Really short version:
It’s the saddest, most pitiful piece of scared-because-progress-is-coming piece of embarrassing legislature that I think I’ve seen passed in NC in my lifetime, and I’m ashamed that the NC government passed it.
You remember the old advertising jingle “I like calling North Carolina home”? I used to fully believe that, but this bill makes it awfully hard.
None of the arguments *for* the bill make any sense to me.
Women need to be protected from transwomen (born as men, but identify as women) in bathrooms
This one is just redonk. If anything, the evidence suggests that transgender individuals are the *subject* of sexual violence far more often than is the norm, not the perpretrators (see http://www.ovc.gov/pubs/forge/sexual_numbers.html).
I’ve also seen the argument that women shouldn’t have to see “men’s genitals” in their restrooms. This has to have been an argument made by a man, because women know that we have stalls, we shut the doors to those stalls, and we don’t pee in the sinks!
Women need to be protected from straight men who will pretend to be transgendered and crossdress in order to go into the Women’s room and attack women
I don’t see bathrooms as becoming the “go to” place for predators, no matter what law is in place, for a couple reasons:
- In women’s rooms, you’re talking about a stall situation… if the stall door is locked (which you have to do to make the door stay shut), then it’s locked, meaning a predator is going to have a hard time…predating (?).
- If you’re positing a random “he grabs her at the sink” scenario… why the bathroom? Seems like that would be an extremely risky venue for a predator:
- there’s only one way out; and
- there’s no lock to keep more people from coming in, so
- almost anywhere else he could go, it would be easier to randomly grab someone.
- For a man to use a women’s room under the Charlotte ordinance (as written) he would have to “identify as being a woman.” I am imagining that in most women’s rooms, that would mean that we’re going to be looking for some attempt at “girl-dom”: some sense of femininity (whether it’s clothes or bearing or makeup or ….).
I am *guessing* (no research to back this up), that being *manly* is important to sexual predators, as sexual predation is all about _power_ at it’s root (and the sort of people who do this don’t think women are powerful).
So, I would posit that the likelihood of a gender normative man who is a sexual predator *choosing* to play a transgender person so he can slip into a women’s room to commit a crime, when there are about a million other ways to do it that wouldn’t require that… are pretty slim.
Cities shouldn’t be able to pass this sort of law
If you’re going to claim that the law was passed because the State is the only “correct” place for this legislation to live…why? It seems completely random to me to say that the Federal Government is too big and City governments are too small — based on what?
And the result is really silly, as it means that a city cannot, for example, recognize that, for example, its cost of living is higher (and taxes are higher) and raise the minimum wage accordingly. Boo.

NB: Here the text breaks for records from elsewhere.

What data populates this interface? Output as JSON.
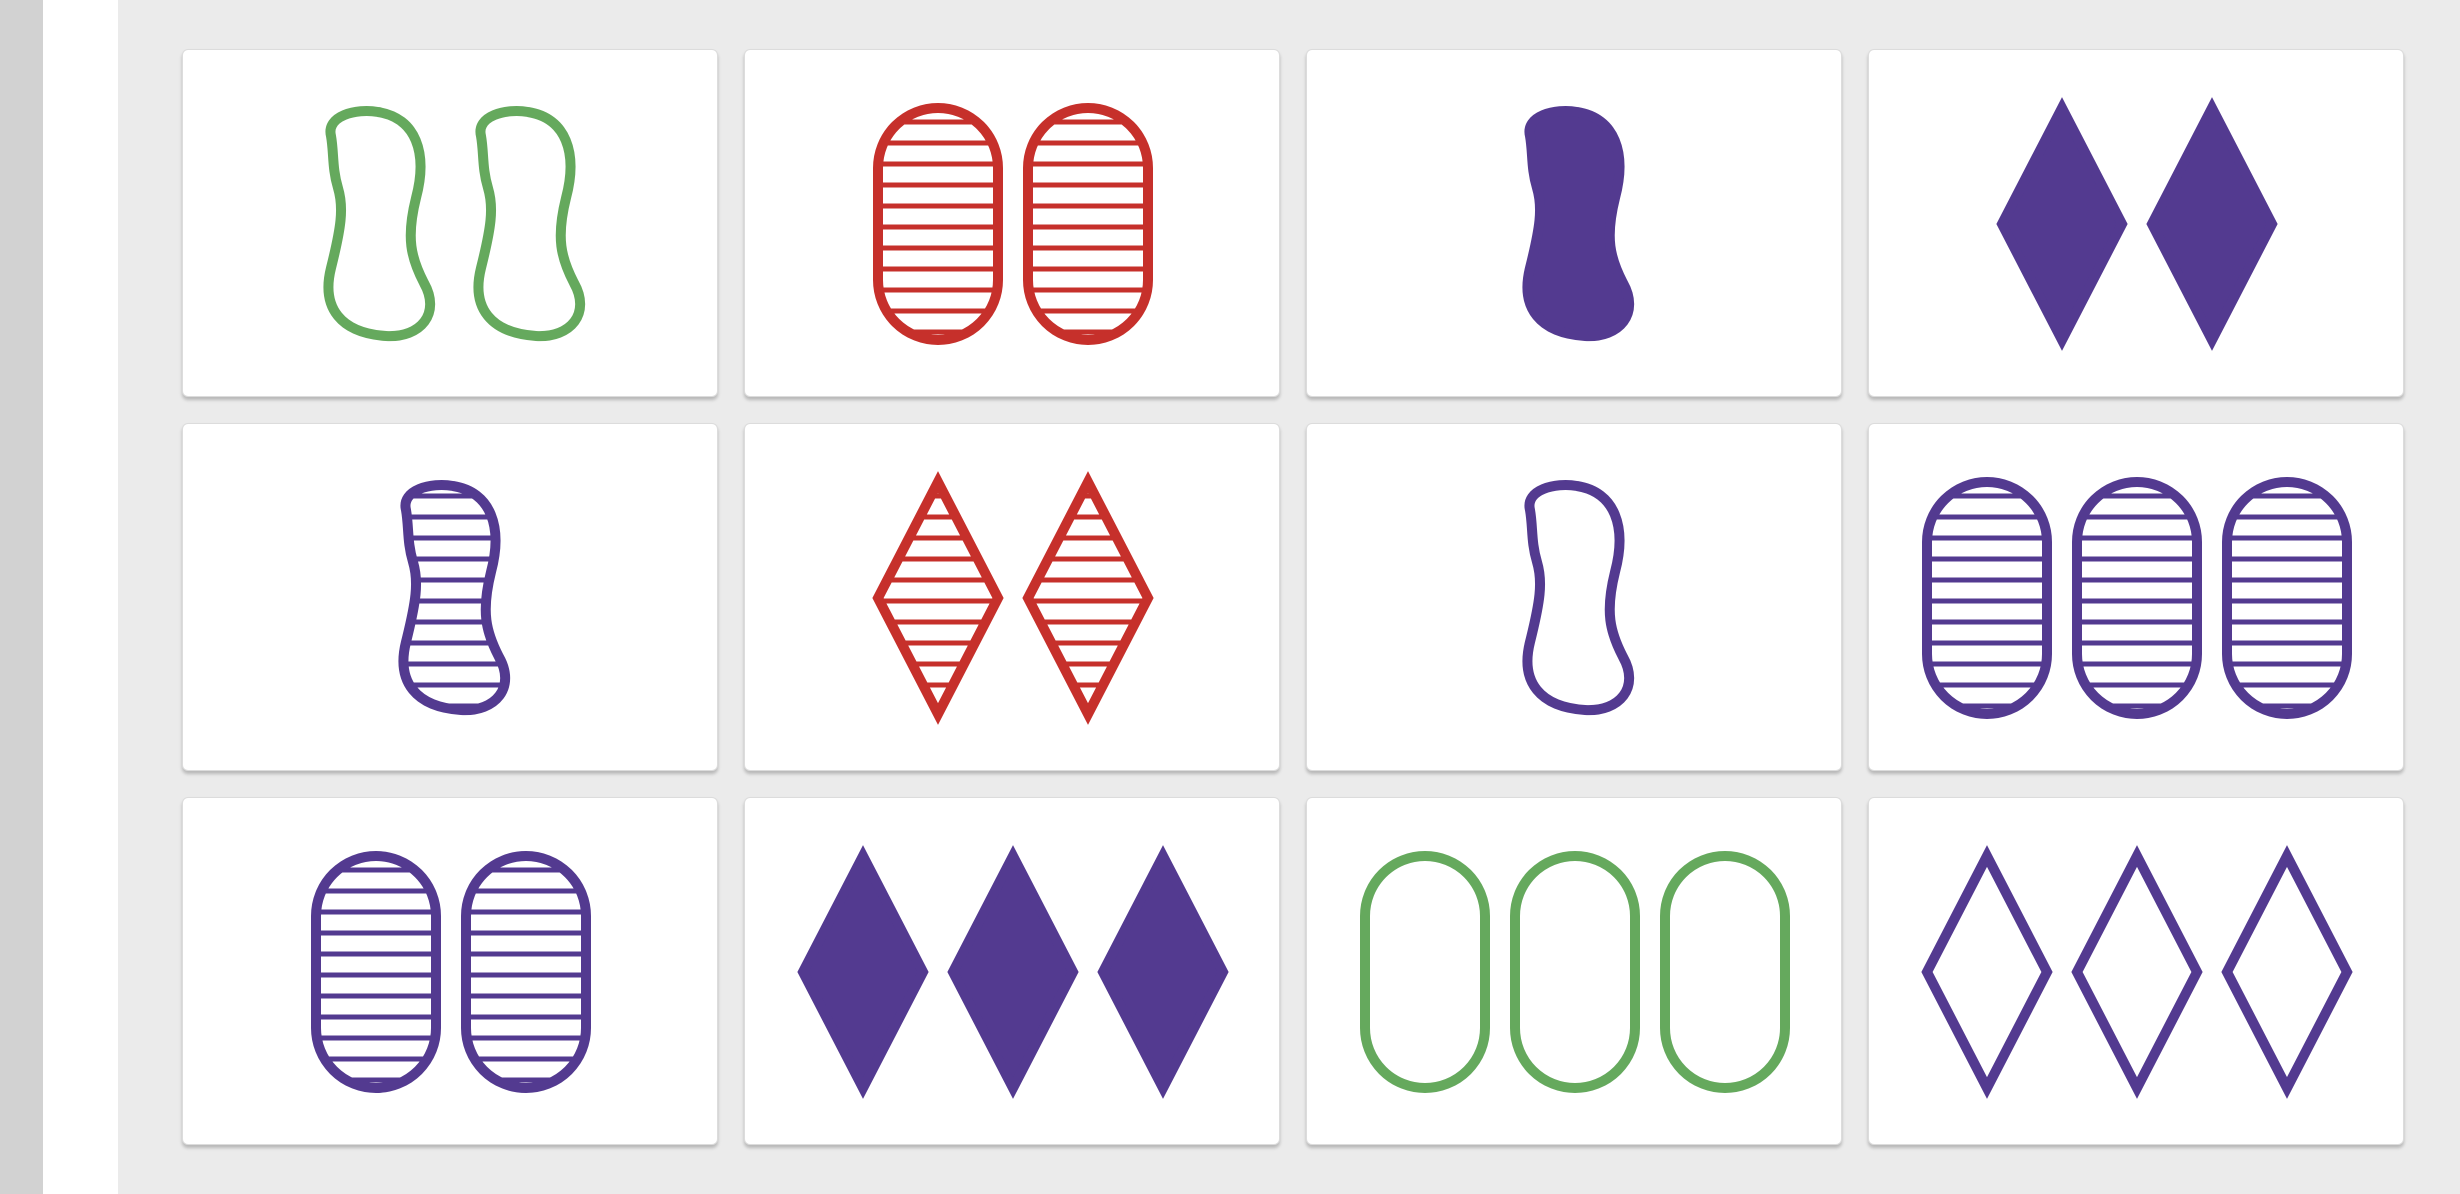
{
  "colors": {
    "red": "#c6302b",
    "green": "#65a95d",
    "purple": "#533a90",
    "background": "#ebebeb",
    "card": "#ffffff",
    "rail": "#d2d2d2"
  },
  "board": {
    "cards": [
      {
        "count": 2,
        "shape": "squiggle",
        "color": "green",
        "shading": "open"
      },
      {
        "count": 2,
        "shape": "oval",
        "color": "red",
        "shading": "striped"
      },
      {
        "count": 1,
        "shape": "squiggle",
        "color": "purple",
        "shading": "solid"
      },
      {
        "count": 2,
        "shape": "diamond",
        "color": "purple",
        "shading": "solid"
      },
      {
        "count": 1,
        "shape": "squiggle",
        "color": "purple",
        "shading": "striped"
      },
      {
        "count": 2,
        "shape": "diamond",
        "color": "red",
        "shading": "striped"
      },
      {
        "count": 1,
        "shape": "squiggle",
        "color": "purple",
        "shading": "open"
      },
      {
        "count": 3,
        "shape": "oval",
        "color": "purple",
        "shading": "striped"
      },
      {
        "count": 2,
        "shape": "oval",
        "color": "purple",
        "shading": "striped"
      },
      {
        "count": 3,
        "shape": "diamond",
        "color": "purple",
        "shading": "solid"
      },
      {
        "count": 3,
        "shape": "oval",
        "color": "green",
        "shading": "open"
      },
      {
        "count": 3,
        "shape": "diamond",
        "color": "purple",
        "shading": "open"
      }
    ]
  }
}
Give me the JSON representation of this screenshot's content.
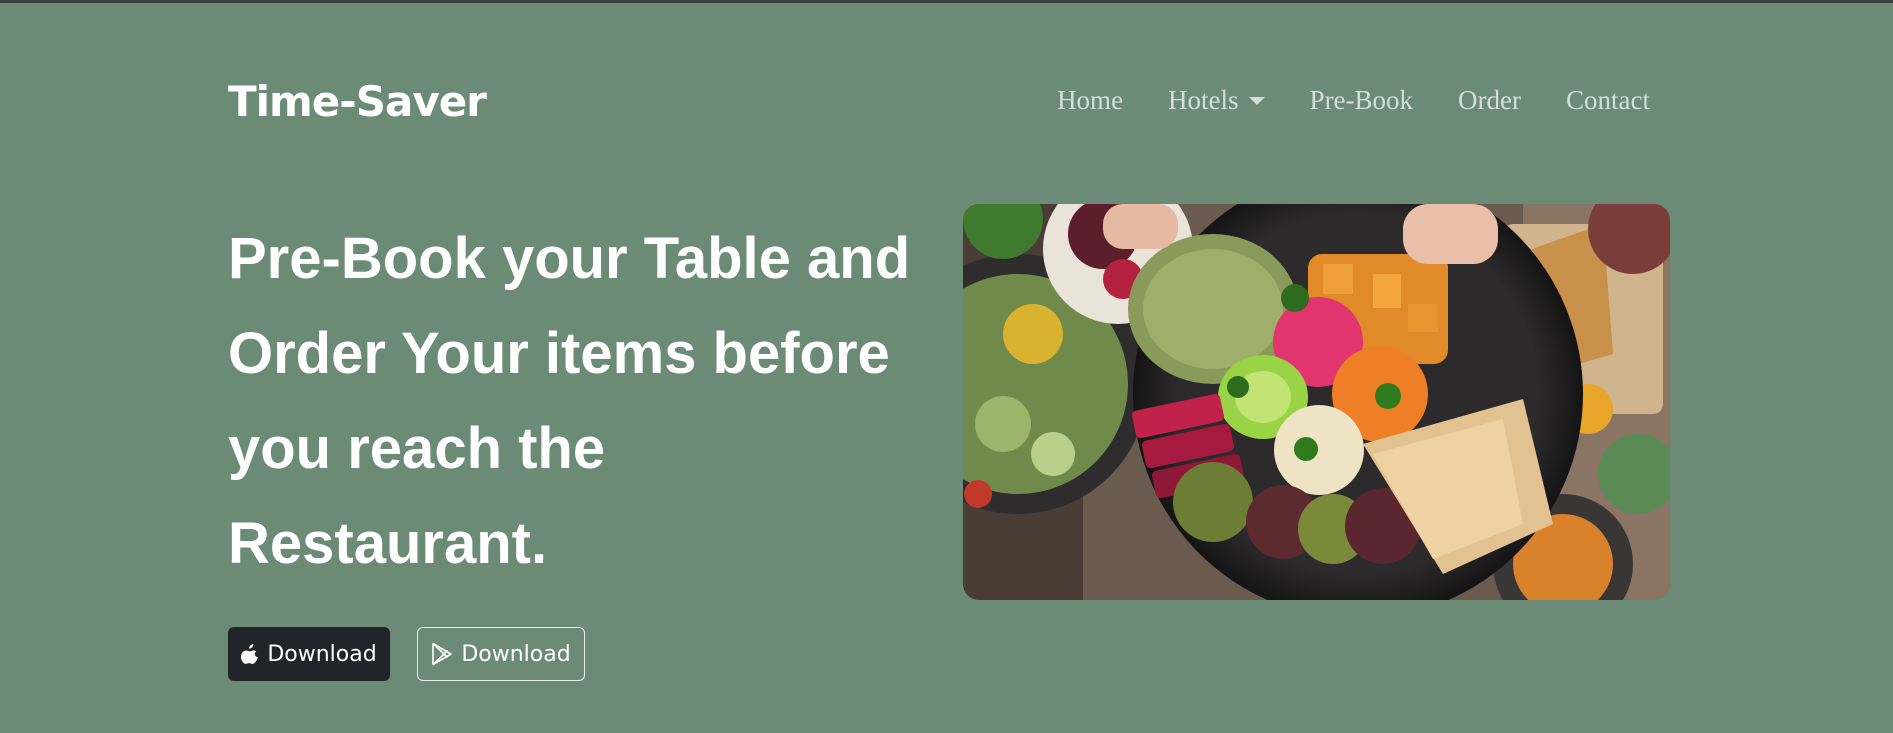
{
  "brand": "Time-Saver",
  "nav": {
    "home": "Home",
    "hotels": "Hotels",
    "prebook": "Pre-Book",
    "order": "Order",
    "contact": "Contact"
  },
  "hero": {
    "headline": "Pre-Book your Table and Order Your items before you reach the Restaurant.",
    "apple_button": "Download",
    "play_button": "Download",
    "image": "food-bowl-photo"
  },
  "icons": [
    "apple-icon",
    "google-play-icon",
    "chevron-down-icon"
  ],
  "colors": {
    "background": "#6c8b76",
    "dark_button": "#212428",
    "nav_text": "#d3dfd6"
  }
}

Having transgender individuals in the restroom of their choosing will make people uncomfortable.
Ok, I fibbed. This one does make *sense*, in that I understand that this will probably make some people uncomfortable — I am just ok with the idea that there will always be people who are uncomfortable with changes that bring society towards a more inclusive ideal. Whether it’s women getting the vote, blacks being released from slavery, the right of black and white people to marry, or saying that “separate but equal” was not OK, there have been people every step of the way who have been *uncomfortable* with the decision.
And that’s ok. Being in situations that make us uncomfortable is how we grow.